2.                     I-395 at Duke / Landmark - Improved Landmark redevelopment site access1;

3.                     Acquisition and redevelopment of the Norfolk Southern rail spur right of way for a non-motorized trail in Old Town North;

4.                     Bridge preventative and restorative maintenance;

5.                     ADA and Rapid Response Pedestrian Safety in High Transit and Equity Areas.

 

One of the requirements of the new Community Project Funding process and directed funding in the Surface Transportation Reauthorization Bill is that members of Congress must provide evidence of community support for the projects they are asking to direct funding to, as well as compelling evidence that demonstrates a true need. This includes endorsement by elected officials and other organizations.

 

The resolution (Attachment 4) expresses the support by City Council for these local, community priorities and endorses them for consideration for federal funding opportunities. In addition it calls upon our Congressional delegation to support these local priorities in the areas of human services, community development and infrastructure and work to secure federal funding for these projects and programs. The resolution, once adopted, will be transmitted to Congressman Beyer and his staff, as well as the other members of the Alexandria Congressional Delegation Senators Warner and Kaine, as evidence of Council’s endorsement of these priority projects for consideration for funding through the Community Project Funding opportunities in the appropriations bills and directed funding opportunities in the Surface Transportation and Reauthorization Bill.

 

ATTACHMENTS:

1.                     Community Project Funding - Eligible Funding Areas

2.                     City of Alexandria Community Project Funding DRAFT Proposals, April 6, 2021

3.                     City of Alexandria Surface Transportation Funding Projects, April 16, 2021

4.                     Resolution Identifying City of Alexandria Priorities for Federal Funding Opportunities and Requesting Congressional Delegation Support

 

STAFF:
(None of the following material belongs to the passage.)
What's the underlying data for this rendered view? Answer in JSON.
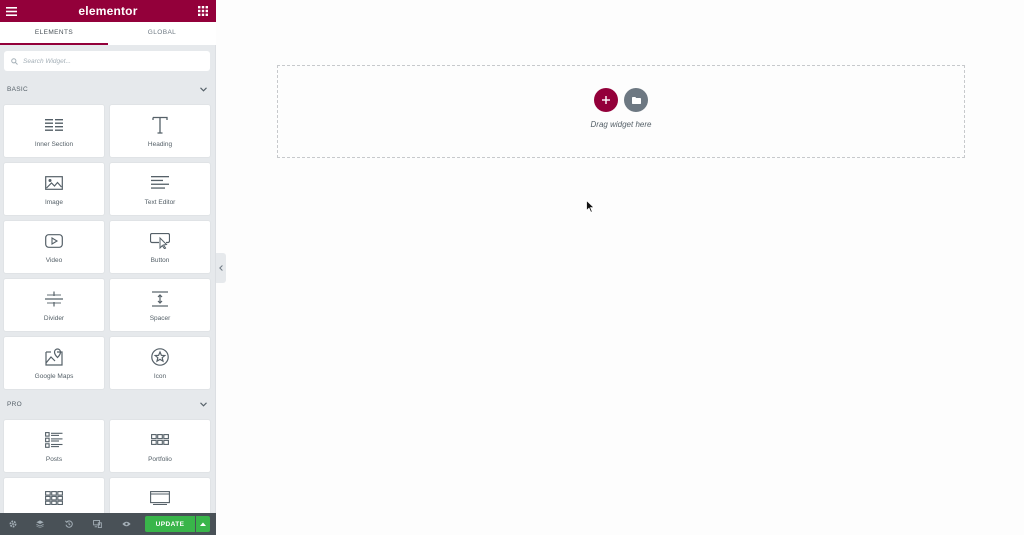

Laura Triggs, Deputy City Manager

Sarah Taylor, Assistant City Manager, Legislative Director